husband Tupakamaru was made to watch. And then and the
thing that caused me to I am holly and tell
her this sounded like it was out of Game of Thrones.

(21:25):
Tupacamadu's tongue was cut out, his limbs were tied to
four horses in order to be quartered. They didn't actually
quarter him, though, His limbs were dislocated but not severed
from his body. Then he was beheaded. This time his
youngest son, who was ten years old, was made to watch.
After the executions, Tupacamadu and Mikayla's bodies were dismembered and

(21:48):
the parts were sent to surrounding cities to serve as
a warning, while their torsos were burned on a bonfire.
Their executions didn't stop the rebellion, though other leaders moved
into Tupacamayo's place, some of them also taking a similar name,
including his successor, Diego Tupacamadu. He would also be executed
on July nineteenth, eighteen seventy three. Eventually, after numerous gory executions.

(22:13):
The rebellion failed. About one hundred thousand people were killed,
most of them indigenous South Americans. Spain put increasing restrictions
on South America's indigenous people in the hope of preventing
another uprising, including forbidding the Tupaca Maru Rebellion from being
discussed or written about at all.

Speaker 2 (22:33):
Tupaca Maadu is still a really well known figure in
South America today, although mikaeleb Bastidas has largely been written
out of a lot of accounts in spite of the
fact that she was a leader of this rebellion. Also,
Tupaca Maadu's name and image have also been used as
part of other revolutionary movements. And if you're interested in
hearing more about the story, there is a pretty recent

(22:55):
book which is actually how I heard about this in
the first place, was reviewing a catalog recently published books.
It is by Charles F. Walker, and it is called
The Tupac Mighti Rebellion, and it is from the Bell
Knappe Press of Harvard University Press. It actually came out
in twenty fourteen, but I think there's a paperback of
it that is coming out soon, and it goes into

(23:17):
a lot more detail than what we have talked about today.
It especially gets into a lot of the more specifics
about the individual actions between or the individual actions between
the rebels and the Spanish, and specifics on where all
of this fighting took place and how it all played out,
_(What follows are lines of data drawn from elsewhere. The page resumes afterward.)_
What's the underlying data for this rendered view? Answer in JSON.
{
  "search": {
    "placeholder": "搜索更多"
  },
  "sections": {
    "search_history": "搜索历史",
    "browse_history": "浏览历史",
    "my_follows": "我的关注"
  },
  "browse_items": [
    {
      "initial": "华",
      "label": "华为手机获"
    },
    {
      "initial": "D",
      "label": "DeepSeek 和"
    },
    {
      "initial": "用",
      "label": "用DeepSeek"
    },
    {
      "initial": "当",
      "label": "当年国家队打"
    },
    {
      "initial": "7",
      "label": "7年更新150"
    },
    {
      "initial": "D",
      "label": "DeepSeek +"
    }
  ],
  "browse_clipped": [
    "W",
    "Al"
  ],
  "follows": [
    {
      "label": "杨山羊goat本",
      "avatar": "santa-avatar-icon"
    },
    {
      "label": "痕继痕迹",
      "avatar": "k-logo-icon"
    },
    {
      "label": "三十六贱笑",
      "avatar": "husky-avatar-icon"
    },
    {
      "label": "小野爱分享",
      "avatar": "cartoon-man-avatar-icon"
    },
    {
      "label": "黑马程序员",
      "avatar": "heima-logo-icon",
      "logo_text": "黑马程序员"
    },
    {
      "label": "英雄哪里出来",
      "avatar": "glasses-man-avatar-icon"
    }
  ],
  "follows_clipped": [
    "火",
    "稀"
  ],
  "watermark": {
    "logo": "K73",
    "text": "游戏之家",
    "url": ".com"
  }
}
(23:37):
and then also some more about how it later affected
the colonial government in South America. Thanks so much for
joining us on this Saturday. Since this episode is out
of the archive, if you heard an email address or
a Facebook RL or something similar over the course of

(23:59):
the show, that could be obsolete now. Our current email
address is History podcast at iHeartRadio dot com. You can
find us all over social media at missed Inhistory, and
you can subscribe to our show on Apple podcasts, Google podcasts,
the iHeartRadio app, and wherever else you listen to podcasts.
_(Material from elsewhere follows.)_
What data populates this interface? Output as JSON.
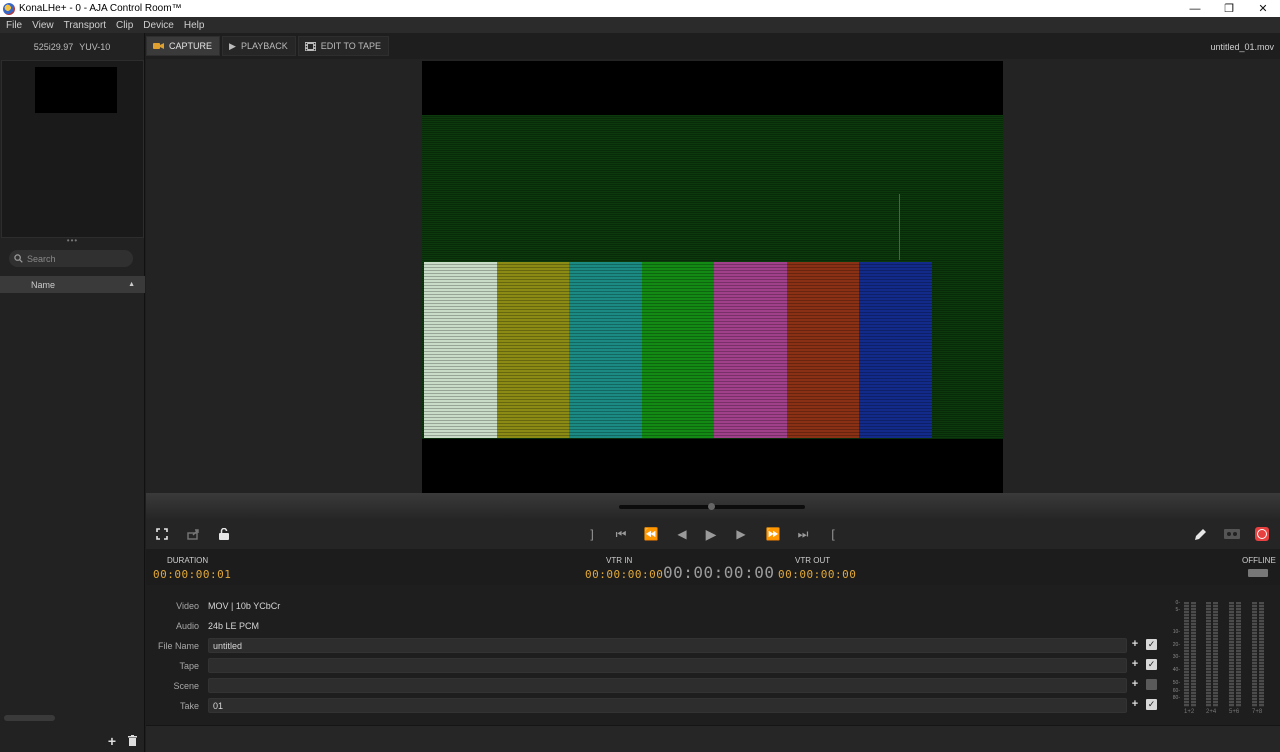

(24:21):
Stuff you Missed in History Class is a production of iHeartRadio.
For more podcasts from iHeartRadio, visit the iHeartRadio app, Apple podcasts,
or wherever you listen to your favorite shows.
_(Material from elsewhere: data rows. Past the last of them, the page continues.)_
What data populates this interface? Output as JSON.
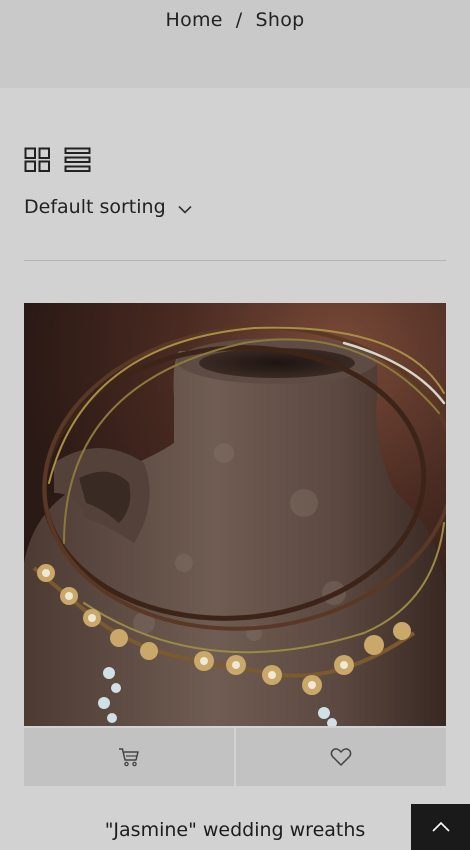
{
  "breadcrumb": {
    "home": "Home",
    "separator": "/",
    "current": "Shop"
  },
  "view_toggles": {
    "grid_icon": "grid-view-icon",
    "list_icon": "list-view-icon"
  },
  "sorting": {
    "selected": "Default sorting",
    "icon": "chevron-down-icon"
  },
  "product": {
    "title": "\"Jasmine\" wedding wreaths",
    "image_icon": "product-photo",
    "add_to_cart_icon": "cart-icon",
    "wishlist_icon": "heart-icon"
  },
  "scroll_top": {
    "icon": "chevron-up-icon"
  },
  "colors": {
    "page_bg": "#d2d2d2",
    "header_bg": "#c9c9c9",
    "action_bg": "#c2c2c2",
    "scroll_top_bg": "#1a1a1a"
  }
}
Stuff You Missed in History Class News

Advertise With Us

Follow Us On

Hosts And Creators

Tracy V. Wilson

Tracy V. Wilson

Holly Frey

Holly Frey

Show Links

AboutStoreRSS

Popular Podcasts

Let's Be Clear with Shannen Doherty

Let's Be Clear with Shannen Doherty

Let’s Be Clear… a new podcast from Shannen Doherty. The actress will open up like never before in a live memoir. She will cover everything from her TV and film credits, to her Stage IV cancer battle, friendships, divorces and more. She will share her own personal stories, how she manages the lows all while celebrating the highs, and her hopes and dreams for the future. As Shannen says, it doesn’t matter how many times you fall, it’s about how you get back up. So, LET’S BE CLEAR… this is the truth and nothing but. Join Shannen Doherty each week. Let’s Be Clear, an iHeartRadio podcast.

The Dan Bongino Show

The Dan Bongino Show

He’s a former Secret Service Agent, former NYPD officer, and New York Times best-selling author. Join Dan Bongino each weekday as he tackles the hottest political issues, debunking both liberal and Republican establishment rhetoric.

Music, radio and podcasts, all free. Listen online or download the iHeart App.

Connect

© 2024 iHeartMedia, Inc.